Provided entries:
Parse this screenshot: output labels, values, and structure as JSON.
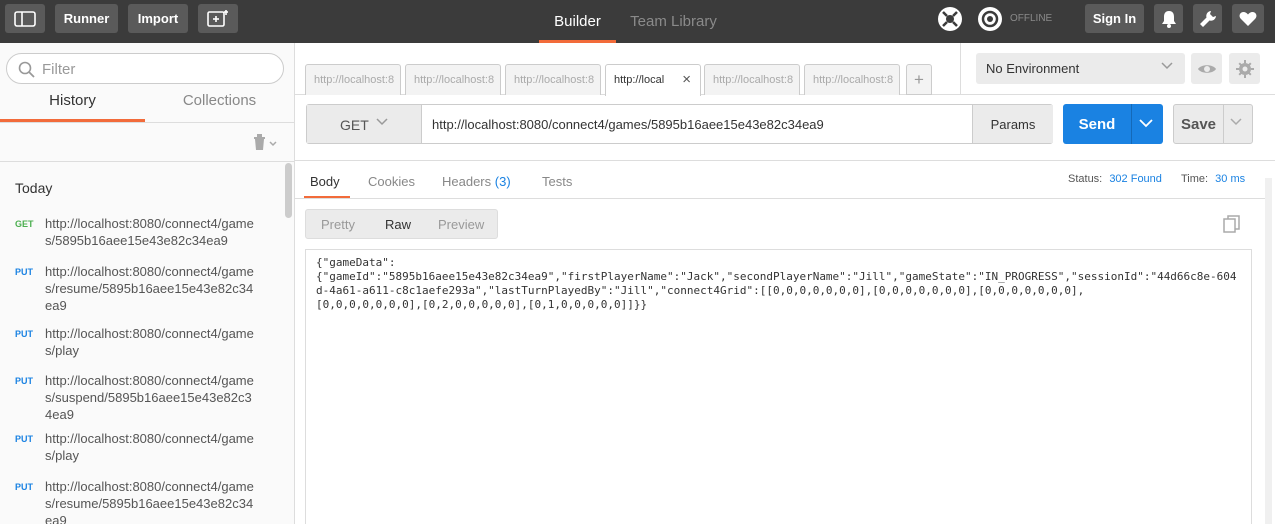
{
  "topbar": {
    "runner_label": "Runner",
    "import_label": "Import",
    "tabs": [
      {
        "label": "Builder",
        "active": true
      },
      {
        "label": "Team Library",
        "active": false
      }
    ],
    "sync_status": "OFFLINE",
    "signin_label": "Sign In"
  },
  "sidebar": {
    "filter_placeholder": "Filter",
    "tabs": [
      {
        "label": "History",
        "active": true
      },
      {
        "label": "Collections",
        "active": false
      }
    ],
    "section_title": "Today",
    "history": [
      {
        "method": "GET",
        "url": "http://localhost:8080/connect4/games/5895b16aee15e43e82c34ea9"
      },
      {
        "method": "PUT",
        "url": "http://localhost:8080/connect4/games/resume/5895b16aee15e43e82c34ea9"
      },
      {
        "method": "PUT",
        "url": "http://localhost:8080/connect4/games/play"
      },
      {
        "method": "PUT",
        "url": "http://localhost:8080/connect4/games/suspend/5895b16aee15e43e82c34ea9"
      },
      {
        "method": "PUT",
        "url": "http://localhost:8080/connect4/games/play"
      },
      {
        "method": "PUT",
        "url": "http://localhost:8080/connect4/games/resume/5895b16aee15e43e82c34ea9"
      }
    ],
    "method_colors": {
      "GET": "#4caf50",
      "PUT": "#1a82e2"
    }
  },
  "request_tabs": [
    {
      "label": "http://localhost:8",
      "active": false
    },
    {
      "label": "http://localhost:8",
      "active": false
    },
    {
      "label": "http://localhost:8",
      "active": false
    },
    {
      "label": "http://local",
      "active": true
    },
    {
      "label": "http://localhost:8",
      "active": false
    },
    {
      "label": "http://localhost:8",
      "active": false
    }
  ],
  "environment": {
    "selected": "No Environment"
  },
  "request": {
    "method": "GET",
    "url": "http://localhost:8080/connect4/games/5895b16aee15e43e82c34ea9",
    "params_label": "Params",
    "send_label": "Send",
    "save_label": "Save"
  },
  "response": {
    "tabs": [
      {
        "label": "Body",
        "active": true
      },
      {
        "label": "Cookies",
        "active": false
      },
      {
        "label": "Headers",
        "active": false
      },
      {
        "label": "Tests",
        "active": false
      }
    ],
    "headers_count": "(3)",
    "status_label": "Status:",
    "status_value": "302 Found",
    "time_label": "Time:",
    "time_value": "30 ms",
    "view_modes": [
      {
        "label": "Pretty",
        "active": false
      },
      {
        "label": "Raw",
        "active": true
      },
      {
        "label": "Preview",
        "active": false
      }
    ],
    "body": "{\"gameData\":\n{\"gameId\":\"5895b16aee15e43e82c34ea9\",\"firstPlayerName\":\"Jack\",\"secondPlayerName\":\"Jill\",\"gameState\":\"IN_PROGRESS\",\"sessionId\":\"44d66c8e-604d-4a61-a611-c8c1aefe293a\",\"lastTurnPlayedBy\":\"Jill\",\"connect4Grid\":[[0,0,0,0,0,0,0],[0,0,0,0,0,0,0],[0,0,0,0,0,0,0],\n[0,0,0,0,0,0,0],[0,2,0,0,0,0,0],[0,1,0,0,0,0,0]]}}"
  },
  "colors": {
    "accent": "#f26b3a",
    "primary": "#1a82e2",
    "topbar": "#3b3b3b"
  }
}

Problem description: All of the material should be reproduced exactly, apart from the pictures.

Response area:
Parse this screenshot: output labels, values, and structure as JSON.
{
  "topbar": {
    "runner_label": "Runner",
    "import_label": "Import",
    "tabs": [
      {
        "label": "Builder",
        "active": true
      },
      {
        "label": "Team Library",
        "active": false
      }
    ],
    "sync_status": "OFFLINE",
    "signin_label": "Sign In"
  },
  "sidebar": {
    "filter_placeholder": "Filter",
    "tabs": [
      {
        "label": "History",
        "active": true
      },
      {
        "label": "Collections",
        "active": false
      }
    ],
    "section_title": "Today",
    "history": [
      {
        "method": "GET",
        "url": "http://localhost:8080/connect4/games/5895b16aee15e43e82c34ea9"
      },
      {
        "method": "PUT",
        "url": "http://localhost:8080/connect4/games/resume/5895b16aee15e43e82c34ea9"
      },
      {
        "method": "PUT",
        "url": "http://localhost:8080/connect4/games/play"
      },
      {
        "method": "PUT",
        "url": "http://localhost:8080/connect4/games/suspend/5895b16aee15e43e82c34ea9"
      },
      {
        "method": "PUT",
        "url": "http://localhost:8080/connect4/games/play"
      },
      {
        "method": "PUT",
        "url": "http://localhost:8080/connect4/games/resume/5895b16aee15e43e82c34ea9"
      }
    ],
    "method_colors": {
      "GET": "#4caf50",
      "PUT": "#1a82e2"
    }
  },
  "request_tabs": [
    {
      "label": "http://localhost:8",
      "active": false
    },
    {
      "label": "http://localhost:8",
      "active": false
    },
    {
      "label": "http://localhost:8",
      "active": false
    },
    {
      "label": "http://local",
      "active": true
    },
    {
      "label": "http://localhost:8",
      "active": false
    },
    {
      "label": "http://localhost:8",
      "active": false
    }
  ],
  "environment": {
    "selected": "No Environment"
  },
  "request": {
    "method": "GET",
    "url": "http://localhost:8080/connect4/games/5895b16aee15e43e82c34ea9",
    "params_label": "Params",
    "send_label": "Send",
    "save_label": "Save"
  },
  "response": {
    "tabs": [
      {
        "label": "Body",
        "active": true
      },
      {
        "label": "Cookies",
        "active": false
      },
      {
        "label": "Headers",
        "active": false
      },
      {
        "label": "Tests",
        "active": false
      }
    ],
    "headers_count": "(3)",
    "status_label": "Status:",
    "status_value": "302 Found",
    "time_label": "Time:",
    "time_value": "30 ms",
    "view_modes": [
      {
        "label": "Pretty",
        "active": false
      },
      {
        "label": "Raw",
        "active": true
      },
      {
        "label": "Preview",
        "active": false
      }
    ],
    "body": "{\"gameData\":\n{\"gameId\":\"5895b16aee15e43e82c34ea9\",\"firstPlayerName\":\"Jack\",\"secondPlayerName\":\"Jill\",\"gameState\":\"IN_PROGRESS\",\"sessionId\":\"44d66c8e-604d-4a61-a611-c8c1aefe293a\",\"lastTurnPlayedBy\":\"Jill\",\"connect4Grid\":[[0,0,0,0,0,0,0],[0,0,0,0,0,0,0],[0,0,0,0,0,0,0],\n[0,0,0,0,0,0,0],[0,2,0,0,0,0,0],[0,1,0,0,0,0,0]]}}"
  },
  "colors": {
    "accent": "#f26b3a",
    "primary": "#1a82e2",
    "topbar": "#3b3b3b"
  }
}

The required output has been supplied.